n the government’s four-step roadmap to remove lockdown restrictions, museums in England can reopen on Monday 17 May. So while shops and libraries can open from Monday 12 April, we’ll have to wait another month after that until we can return to our favourite collections and explore new exhibitions for the first time. In Scotland, Monday 26 April is the opening date, while Wales and Northern Ireland have yet to announce one.
It’s been a sobering time for our cultural institutions. According to a survey by The Art Newspaper, last year visitor numbers at the world’s top 100 museums and art galleries were, unsurprisingly, down 77 per cent from 2019. Which means revenues have plummeted, staff have taken redundancy and exhibition budgets have been cut, despite financial assistance from the government’s Culture Recovery Fund. It may take several years for them to recover, and some may be forced to close their doors permanently. So when museums can reopen, we should all support them as much as we can – booking tickets, meeting friends there, and spending a little more time in the gift shop than usual.
During lockdown, our cultural curiosity has been somewhat sated by online tours and virtual lectures, from museums both in the UK and worldwide. There’s still time to immerse yourself in exhibitions such as Arctic: Culture and Climate at the British Museum, Queer + Croydon at the Museum of Croydon and the strobe-lit Electronic: From Kraftwerk to the Chemical Brothers at the Design Museum. Forthcoming exhibitions for 2021 include Fantastic Beasts: The Wonder of Nature at the Natural History Museum, Nero at the British Museum and AI: More than Human at Liverpool’s World Museum. Discover more at the Art Fund.
Natural History Museum, London

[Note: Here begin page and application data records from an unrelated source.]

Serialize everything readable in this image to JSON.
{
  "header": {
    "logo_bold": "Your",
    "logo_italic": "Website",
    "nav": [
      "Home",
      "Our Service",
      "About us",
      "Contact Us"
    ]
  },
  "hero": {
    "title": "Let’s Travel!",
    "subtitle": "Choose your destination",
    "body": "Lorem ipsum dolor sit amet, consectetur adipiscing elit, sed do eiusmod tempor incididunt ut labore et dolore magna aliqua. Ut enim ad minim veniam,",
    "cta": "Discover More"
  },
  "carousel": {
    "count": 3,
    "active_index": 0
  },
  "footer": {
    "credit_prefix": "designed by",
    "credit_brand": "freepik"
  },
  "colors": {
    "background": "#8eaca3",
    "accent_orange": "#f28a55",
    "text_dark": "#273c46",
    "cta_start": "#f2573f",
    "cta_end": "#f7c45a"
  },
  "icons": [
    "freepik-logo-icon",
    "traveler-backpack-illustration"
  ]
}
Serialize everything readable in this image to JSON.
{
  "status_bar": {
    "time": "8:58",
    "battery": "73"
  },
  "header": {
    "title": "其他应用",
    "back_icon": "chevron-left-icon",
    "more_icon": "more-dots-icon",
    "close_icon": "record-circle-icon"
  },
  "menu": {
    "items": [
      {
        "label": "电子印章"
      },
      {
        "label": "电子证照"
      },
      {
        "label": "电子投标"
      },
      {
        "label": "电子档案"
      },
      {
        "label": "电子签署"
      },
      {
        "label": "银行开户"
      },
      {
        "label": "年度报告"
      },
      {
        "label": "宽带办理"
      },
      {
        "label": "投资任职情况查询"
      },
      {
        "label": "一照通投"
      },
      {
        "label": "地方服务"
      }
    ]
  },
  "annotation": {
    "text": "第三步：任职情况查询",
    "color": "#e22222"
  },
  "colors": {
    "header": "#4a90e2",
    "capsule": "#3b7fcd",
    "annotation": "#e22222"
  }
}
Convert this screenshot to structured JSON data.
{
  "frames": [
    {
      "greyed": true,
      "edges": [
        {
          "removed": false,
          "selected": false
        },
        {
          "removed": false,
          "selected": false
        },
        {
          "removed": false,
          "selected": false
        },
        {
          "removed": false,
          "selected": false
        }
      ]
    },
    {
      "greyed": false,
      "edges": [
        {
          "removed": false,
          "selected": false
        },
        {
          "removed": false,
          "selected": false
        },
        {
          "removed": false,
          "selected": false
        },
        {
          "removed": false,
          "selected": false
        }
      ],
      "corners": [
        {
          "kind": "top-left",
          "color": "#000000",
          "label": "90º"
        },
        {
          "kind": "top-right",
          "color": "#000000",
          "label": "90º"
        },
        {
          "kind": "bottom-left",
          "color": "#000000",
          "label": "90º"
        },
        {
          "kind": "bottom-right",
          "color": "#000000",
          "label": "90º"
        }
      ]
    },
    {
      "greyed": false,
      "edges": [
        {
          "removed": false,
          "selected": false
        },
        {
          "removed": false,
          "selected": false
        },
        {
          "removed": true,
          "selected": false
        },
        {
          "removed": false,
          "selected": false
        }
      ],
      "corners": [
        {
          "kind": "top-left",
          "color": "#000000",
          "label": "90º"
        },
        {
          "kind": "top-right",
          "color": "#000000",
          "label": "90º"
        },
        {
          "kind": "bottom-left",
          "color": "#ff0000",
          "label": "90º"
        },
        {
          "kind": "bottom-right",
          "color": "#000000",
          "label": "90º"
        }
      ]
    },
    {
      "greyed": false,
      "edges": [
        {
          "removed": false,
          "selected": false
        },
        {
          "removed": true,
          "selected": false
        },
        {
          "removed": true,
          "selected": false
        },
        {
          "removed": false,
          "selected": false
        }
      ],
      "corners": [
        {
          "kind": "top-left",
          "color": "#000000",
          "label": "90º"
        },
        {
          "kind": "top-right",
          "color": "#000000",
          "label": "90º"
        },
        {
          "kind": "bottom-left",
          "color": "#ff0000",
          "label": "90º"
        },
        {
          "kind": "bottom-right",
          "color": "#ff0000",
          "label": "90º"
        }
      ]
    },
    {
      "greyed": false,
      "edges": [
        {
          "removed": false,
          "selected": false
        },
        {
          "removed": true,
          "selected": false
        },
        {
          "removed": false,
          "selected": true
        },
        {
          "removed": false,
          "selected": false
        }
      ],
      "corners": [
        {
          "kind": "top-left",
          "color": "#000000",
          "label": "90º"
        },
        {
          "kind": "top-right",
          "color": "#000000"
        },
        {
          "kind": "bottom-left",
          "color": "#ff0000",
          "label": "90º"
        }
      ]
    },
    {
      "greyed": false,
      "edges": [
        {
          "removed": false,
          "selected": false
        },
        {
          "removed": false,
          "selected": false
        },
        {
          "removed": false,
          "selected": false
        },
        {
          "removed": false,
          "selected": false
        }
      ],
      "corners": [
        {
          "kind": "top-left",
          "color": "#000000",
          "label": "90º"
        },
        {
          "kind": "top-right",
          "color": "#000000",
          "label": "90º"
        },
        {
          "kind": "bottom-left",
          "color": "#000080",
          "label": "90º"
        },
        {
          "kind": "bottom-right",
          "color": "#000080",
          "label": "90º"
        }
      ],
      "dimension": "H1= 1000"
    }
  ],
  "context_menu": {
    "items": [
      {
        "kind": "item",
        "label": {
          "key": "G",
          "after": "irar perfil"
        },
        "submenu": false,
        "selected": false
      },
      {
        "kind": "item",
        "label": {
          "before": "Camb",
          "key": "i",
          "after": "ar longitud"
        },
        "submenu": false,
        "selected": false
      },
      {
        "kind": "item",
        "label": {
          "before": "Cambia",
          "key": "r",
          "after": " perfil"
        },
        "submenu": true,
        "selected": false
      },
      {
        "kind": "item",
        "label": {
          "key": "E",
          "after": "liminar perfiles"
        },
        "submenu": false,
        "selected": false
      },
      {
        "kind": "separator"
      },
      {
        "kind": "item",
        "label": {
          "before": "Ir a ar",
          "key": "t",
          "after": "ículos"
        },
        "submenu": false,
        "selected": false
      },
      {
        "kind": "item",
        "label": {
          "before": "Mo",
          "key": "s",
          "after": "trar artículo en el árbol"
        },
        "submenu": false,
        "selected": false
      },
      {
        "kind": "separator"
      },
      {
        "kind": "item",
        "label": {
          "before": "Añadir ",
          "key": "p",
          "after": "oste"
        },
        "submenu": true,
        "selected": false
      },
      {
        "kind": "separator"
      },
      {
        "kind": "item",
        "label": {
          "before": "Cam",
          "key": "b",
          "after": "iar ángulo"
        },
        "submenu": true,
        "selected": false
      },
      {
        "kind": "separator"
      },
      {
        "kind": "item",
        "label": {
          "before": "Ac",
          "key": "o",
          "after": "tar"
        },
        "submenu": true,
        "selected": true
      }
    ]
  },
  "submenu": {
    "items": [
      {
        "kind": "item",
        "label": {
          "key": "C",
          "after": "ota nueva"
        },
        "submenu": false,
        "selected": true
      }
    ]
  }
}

Thankfully, there are several revamps as well as new museums opening in 2021 across the country. In London, the Museum of the Home, formally known as the much-loved Geffrye Museum, reopens in Hoxton this spring with new galleries devoted to our domestic history, while the Manchester Jewish Museum – the only Jewish-focused museum outside the capital – reopens in a brand new building in June. There’s also Mary Shelley’s House of Frankenstein in Bath, Derby’s Museum of Making and MOX, Oxford’s revamped museum, opening later this year.
Museums have the power to fascinate and inspire. This summer, without the usual number of tourists in Britain and with timed tickets to stagger visitors, we’ll be able to explore them without queues or the need to peer over someone else’s head. ‘It will be culture without crowds,’ says Bernard Donoghue of the Association of Leading Visitor Attractions. Two centuries ago, a certain John Keats was moved to write ‘On Seeing the Elgin Marbles’ after a visit to the British Museum. We may not write a sonnet, but we could at least take a few Instagram shots and encourage others to come too.